Some dealers are even seeing the price inflation of pre-owned vehicles push consumers toward buying a new car.
John Napoleon, dealer principal at Carson City Hyundai, said his used car sales are down about 10% compared to last year due to the market’s high prices and low inventory. New car sales, meanwhile, are up roughly 40%, he said.
“Because the used car prices are extremely high, it’s easier for someone to justify a new car,” Napoleon said. “If you have a one- or two-year-old used car that is a lot of money, you might be able to get into a new car for a couple thousand dollars more.”
Dolan, who told the NNBW back in the spring that April was the dealer’s “worst month on his watch,” said business overall has been an uphill climb since, thanks to its new-car inventory “beefing back up.”
“Last month, five out of our seven outlets sold more new cars than they did the previous August,” said Dolan, adding that September’s new-car sales are outpacing last year’s numbers. “We’re talking pre-COVID type numbers, so it’s pretty good for us.
“It’s been a weird market, it’s been a weird year. I wouldn’t have predicted the success we had over the summer.”
ON THE HORIZON
Heading into 2021, Napoleon expects sales to be “very flat” for a while, citing the impact of unemployment benefits drying up, and a lack of consumer confidence.
“I don’t see consumer confidence as being real strong — that’s more of a gut-feel,” he continued. “It seems like customer confidence is waning a little bit and I think this recovery is going to be longer than we think.”
Pausing, he added: “But it changes minute by minute. The trend is … there is no trend.”
Dolan, meanwhile, hopes the industry continues to trend upward as summer rolls into fall. But after experiencing the sales crash of spring 2020, he’s prepared for anything.
“I think if there’s some sort of a vaccine and sense of normalcy, I think we could ride this economy for another year or two if that happens,” he said. “But if we’re stuck in the doldrums again and we go through a flu season and there’s a bunch of sickness and death and jobs are lost, it could get ugly.
“So, I think it’s either going to continue to be really good or it’s going to drop off the map.”
As for used car lots like Crawdaddy’s, Ferrick says regional dealers are going to see an upswing in inventory by the end of the year. Why? He pointed to the unfortunate fact that creditors will eventually start to repo cars from people that haven’t made payments for 90 days or longer.
“That’s going to be happening soon, and then the market will once again be flooded with used cars,” he said. “And the prices will drop to where we can buy them at a good enough price to sell them at a profit.”

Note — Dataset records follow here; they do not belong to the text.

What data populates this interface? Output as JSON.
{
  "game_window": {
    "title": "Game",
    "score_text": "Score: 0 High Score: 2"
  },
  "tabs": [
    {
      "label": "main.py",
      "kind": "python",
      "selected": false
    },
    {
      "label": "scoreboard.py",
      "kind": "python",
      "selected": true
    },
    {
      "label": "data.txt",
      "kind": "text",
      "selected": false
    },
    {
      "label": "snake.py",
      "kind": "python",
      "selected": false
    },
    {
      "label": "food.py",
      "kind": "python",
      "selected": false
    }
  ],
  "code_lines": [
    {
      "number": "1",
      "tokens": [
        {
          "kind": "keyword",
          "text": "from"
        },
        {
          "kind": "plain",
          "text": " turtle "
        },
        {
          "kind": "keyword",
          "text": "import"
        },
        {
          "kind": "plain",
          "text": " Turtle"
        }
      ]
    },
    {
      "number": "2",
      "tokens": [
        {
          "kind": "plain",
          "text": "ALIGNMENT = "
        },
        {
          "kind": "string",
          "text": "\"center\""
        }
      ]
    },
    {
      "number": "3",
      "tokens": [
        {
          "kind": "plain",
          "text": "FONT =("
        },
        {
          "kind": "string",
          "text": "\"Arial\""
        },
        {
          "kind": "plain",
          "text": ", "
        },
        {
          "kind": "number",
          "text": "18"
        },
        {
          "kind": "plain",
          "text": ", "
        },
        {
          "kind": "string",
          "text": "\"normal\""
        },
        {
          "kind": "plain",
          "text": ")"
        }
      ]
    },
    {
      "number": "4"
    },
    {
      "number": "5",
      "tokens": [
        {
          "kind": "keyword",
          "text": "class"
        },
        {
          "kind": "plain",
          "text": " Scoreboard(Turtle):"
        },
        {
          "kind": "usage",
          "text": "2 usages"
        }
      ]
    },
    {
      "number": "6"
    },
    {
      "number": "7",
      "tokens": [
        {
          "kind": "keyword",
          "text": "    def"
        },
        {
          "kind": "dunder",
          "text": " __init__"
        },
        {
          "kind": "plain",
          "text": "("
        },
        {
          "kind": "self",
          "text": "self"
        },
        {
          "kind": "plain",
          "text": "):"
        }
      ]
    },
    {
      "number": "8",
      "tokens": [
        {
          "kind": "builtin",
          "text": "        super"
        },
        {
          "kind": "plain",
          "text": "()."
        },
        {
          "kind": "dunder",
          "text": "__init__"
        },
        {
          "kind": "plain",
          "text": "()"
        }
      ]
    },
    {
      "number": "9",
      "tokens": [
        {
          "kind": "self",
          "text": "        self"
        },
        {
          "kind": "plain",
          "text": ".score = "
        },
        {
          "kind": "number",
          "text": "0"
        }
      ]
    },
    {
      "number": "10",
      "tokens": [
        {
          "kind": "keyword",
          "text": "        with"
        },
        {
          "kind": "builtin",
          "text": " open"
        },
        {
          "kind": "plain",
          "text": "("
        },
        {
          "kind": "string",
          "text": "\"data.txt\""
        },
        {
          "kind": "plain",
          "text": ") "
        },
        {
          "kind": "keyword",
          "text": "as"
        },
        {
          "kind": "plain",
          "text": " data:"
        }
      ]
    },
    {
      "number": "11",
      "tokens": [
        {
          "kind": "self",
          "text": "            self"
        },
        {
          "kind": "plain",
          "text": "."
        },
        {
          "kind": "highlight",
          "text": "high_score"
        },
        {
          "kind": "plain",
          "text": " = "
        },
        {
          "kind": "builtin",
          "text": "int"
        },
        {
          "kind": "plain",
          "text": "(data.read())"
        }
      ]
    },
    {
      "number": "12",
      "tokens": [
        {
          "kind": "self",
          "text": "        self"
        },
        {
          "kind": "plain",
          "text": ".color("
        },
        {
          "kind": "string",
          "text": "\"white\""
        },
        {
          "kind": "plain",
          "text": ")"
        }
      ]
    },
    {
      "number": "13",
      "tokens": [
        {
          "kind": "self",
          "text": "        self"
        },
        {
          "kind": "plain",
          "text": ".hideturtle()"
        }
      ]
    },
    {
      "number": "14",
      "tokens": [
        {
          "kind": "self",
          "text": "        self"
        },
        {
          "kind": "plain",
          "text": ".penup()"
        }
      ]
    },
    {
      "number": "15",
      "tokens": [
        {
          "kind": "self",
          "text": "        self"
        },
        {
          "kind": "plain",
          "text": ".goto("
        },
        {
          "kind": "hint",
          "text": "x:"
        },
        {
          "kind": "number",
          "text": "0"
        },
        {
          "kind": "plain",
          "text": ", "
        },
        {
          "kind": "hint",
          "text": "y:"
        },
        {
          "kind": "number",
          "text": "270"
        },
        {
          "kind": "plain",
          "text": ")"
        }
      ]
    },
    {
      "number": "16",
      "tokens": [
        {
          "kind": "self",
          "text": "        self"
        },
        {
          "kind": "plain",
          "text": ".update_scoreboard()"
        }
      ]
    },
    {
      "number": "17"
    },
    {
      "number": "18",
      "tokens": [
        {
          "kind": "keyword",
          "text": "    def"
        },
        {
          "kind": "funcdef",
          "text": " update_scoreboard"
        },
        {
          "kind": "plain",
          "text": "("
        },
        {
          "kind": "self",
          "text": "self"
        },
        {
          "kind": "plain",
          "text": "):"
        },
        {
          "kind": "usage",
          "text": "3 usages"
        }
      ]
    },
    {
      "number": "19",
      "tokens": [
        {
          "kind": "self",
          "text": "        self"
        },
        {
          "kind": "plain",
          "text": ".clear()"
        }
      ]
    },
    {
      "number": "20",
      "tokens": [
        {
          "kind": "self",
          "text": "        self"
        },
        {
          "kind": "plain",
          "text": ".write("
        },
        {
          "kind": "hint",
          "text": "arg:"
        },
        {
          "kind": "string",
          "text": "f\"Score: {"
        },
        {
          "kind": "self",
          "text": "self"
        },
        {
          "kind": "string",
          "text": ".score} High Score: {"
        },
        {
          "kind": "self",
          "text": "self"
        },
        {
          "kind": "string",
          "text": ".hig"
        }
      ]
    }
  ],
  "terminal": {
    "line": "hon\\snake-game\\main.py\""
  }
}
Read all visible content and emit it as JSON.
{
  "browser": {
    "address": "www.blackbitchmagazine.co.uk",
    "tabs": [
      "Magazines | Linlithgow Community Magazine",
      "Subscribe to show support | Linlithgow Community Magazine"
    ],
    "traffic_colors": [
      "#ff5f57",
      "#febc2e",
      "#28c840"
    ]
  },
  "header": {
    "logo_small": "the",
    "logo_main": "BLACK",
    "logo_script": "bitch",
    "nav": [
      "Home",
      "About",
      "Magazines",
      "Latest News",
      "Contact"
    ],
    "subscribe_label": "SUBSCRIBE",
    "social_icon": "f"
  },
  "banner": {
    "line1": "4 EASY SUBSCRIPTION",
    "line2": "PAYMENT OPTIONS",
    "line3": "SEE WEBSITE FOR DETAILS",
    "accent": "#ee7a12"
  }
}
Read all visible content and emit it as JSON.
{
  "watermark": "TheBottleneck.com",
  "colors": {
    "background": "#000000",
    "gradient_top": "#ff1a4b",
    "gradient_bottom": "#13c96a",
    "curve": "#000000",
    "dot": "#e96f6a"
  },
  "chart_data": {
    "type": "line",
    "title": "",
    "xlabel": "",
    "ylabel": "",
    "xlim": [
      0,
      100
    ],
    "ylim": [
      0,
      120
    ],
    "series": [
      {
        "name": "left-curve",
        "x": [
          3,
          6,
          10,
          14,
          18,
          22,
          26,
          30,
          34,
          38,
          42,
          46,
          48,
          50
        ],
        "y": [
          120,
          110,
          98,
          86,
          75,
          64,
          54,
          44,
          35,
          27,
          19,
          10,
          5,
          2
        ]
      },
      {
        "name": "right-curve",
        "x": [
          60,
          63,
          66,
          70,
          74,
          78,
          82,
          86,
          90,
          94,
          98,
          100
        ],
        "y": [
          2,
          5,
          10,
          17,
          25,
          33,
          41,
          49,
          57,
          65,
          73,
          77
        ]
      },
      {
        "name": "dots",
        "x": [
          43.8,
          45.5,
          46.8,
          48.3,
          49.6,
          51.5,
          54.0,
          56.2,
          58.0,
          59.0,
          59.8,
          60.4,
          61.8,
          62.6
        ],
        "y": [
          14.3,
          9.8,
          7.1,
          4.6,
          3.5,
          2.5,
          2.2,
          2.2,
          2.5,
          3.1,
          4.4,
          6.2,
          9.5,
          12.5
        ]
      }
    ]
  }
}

While Uber is synonymous with ridesharing, Homebite, co-founded by Reno entrepreneur Benjamin Griffith, hopes to carve out its own niche in “foodsharing” for chefs.